Kansas to Pilot Permanency Option for Older Youth in Foster Care
The Annie E. Casey Foundation’s Jim Casey Fellows have proposed a new legal pathway for young adults in foster care to build permanent families. The option would allow youth ages 16 and older to choose a circle of caregivers and kin to serve as their lifelong SOUL Family.
SOUL stands for support, opportunity, unity and legal relationships, which describe the goals of the proposed permanency pathway.
Expanding the Pathways to Permanency
States have long offered three pathways to permanency for young adults in foster care: adoption, legal guardianship and reunification. These current options “do not fit every young person’s circumstances. They did not fit mine,” says Patricia Duh, a Jim Casey Fellow from Hawaii and permanency consultant for SOUL Family.
Duh recalls that, when her time in extended foster care ran out, she was left to manage her basic needs, reconnect with estranged birth family members and begin to heal. If a SOUL Family option had existed, she says, her path to self-sufficiency might have been less stressful.
“There is no one shoe, one size, that fits all youth when they age out,” Duh says. “We have to begin to develop other options.”
Cue the Kansas Department for Children and Families, which has signed on to serve as a SOUL Family demonstration site.
“We are thrilled to welcome partners in Kansas to this vital effort of strengthening and expanding legal permanency options for teens in foster care,” says Sandra Gasca-Gonzalez, vice president of Casey’s Center for Systems Innovation.
A Youth-led Initiative
SOUL Family’s innovators — people who, like Duh, are no strangers to foster care — are seeking legal recognition for the proposal so that states can offer it to young adults as option no. 4 in the pathway to permanency.

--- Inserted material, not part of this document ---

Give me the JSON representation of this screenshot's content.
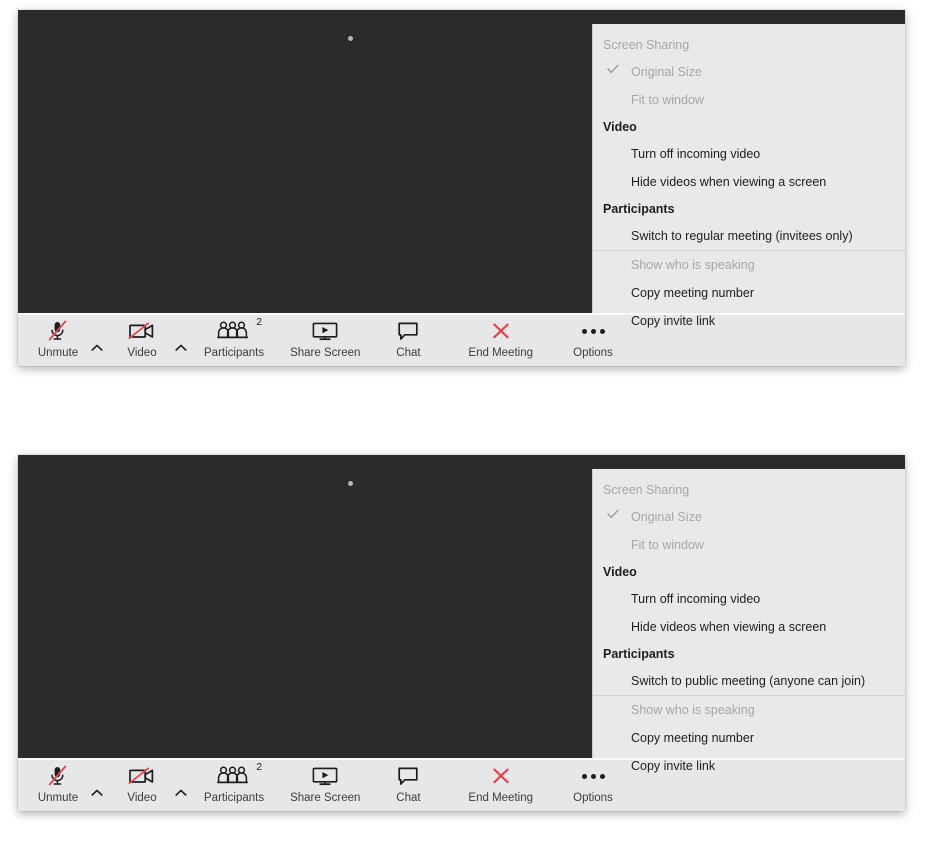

Their quest is decidedly personal.
“SOUL Family is a promising proposal responding to needs identified by young people who experienced aging out,” Gasca-Gonzalez explains. “They crafted this proposal to make the path easier in the future for youth who need families.”
Jim Casey Fellows Speak Up
Since 2018, Jim Casey Fellows from 17 sites across the nation have been sharing their experiences with adoption, family reunification and legal guardianship. Some lived on their own after aging out of foster care. Some experienced failed placements. Many believe they had little or no power in decisions that defined their families as they left foster care.
While working with child welfare experts, legal advocates, allies and peers, they concluded that the existing permanency options need to be strengthened and expanded. They want a permanency option to provide:
- connections to their siblings, communities and cultures to support their sense of wholeness and belonging;
- relationships that last beyond the state-designated age of maturity;
- freedom from the too-common dilemma of having to choose between gaining a permanent family or receiving financial assistance for basic needs; and
- a voice in decisions made about their futures and their families.
“As a young person myself that did not achieve permanency, SOUL Family spoke to me so much,” recalls Andrew Salazar, a Jim Casey Fellow and SOUL Family permanency consultant from New Mexico. “It gives young people the chance not only at achieving permanency but at achieving permanency on their own terms.”
Entering Adulthood Alone
Every year, about 20,000 young people — almost half of youth ages 16 and older in foster care — transition out of foster care without a loving, supportive and permanent family. Black and Hispanic youth are disproportionately among those suddenly on their own and at risk of experiencing homelessness and other major setbacks.
“To address the continuing challenges of young people transitioning from foster care without a family, we must be bold and innovative and try something new — something designed by young people, who know best what they need,” says Leslie Gross, who directs Casey’s Family Well-Being Strategy Group.
How SOUL Family Would Work
The proposed pathway positions young people, ages 16 and older, to choose one or more primary caregivers and additional caring adults to be their SOUL Family. Primary caregivers would commit to forming a legally recognized, lifelong relationship with the young person, and the other adults would articulate their supportive roles.
Forming a SOUL Family would not sever the young person’s biological family ties. Members of the SOUL Family could include birth parents, relatives and siblings as well as former foster parents, mentors, coaches and other family friends. This new and expanded concept of family would support youth in accessing critical resources, including paying for basic needs, such as housing and education expenses. The exact aid offered may differ from state to state.
For Duh, the evolution of SOUL Family is a welcome move in the right direction, driven by the right experts. “We all need to listen to what young people are telling us regarding permanency,” she says. “They have a wide range of hopes and individualized needs, and our systems and laws need to reflect that.”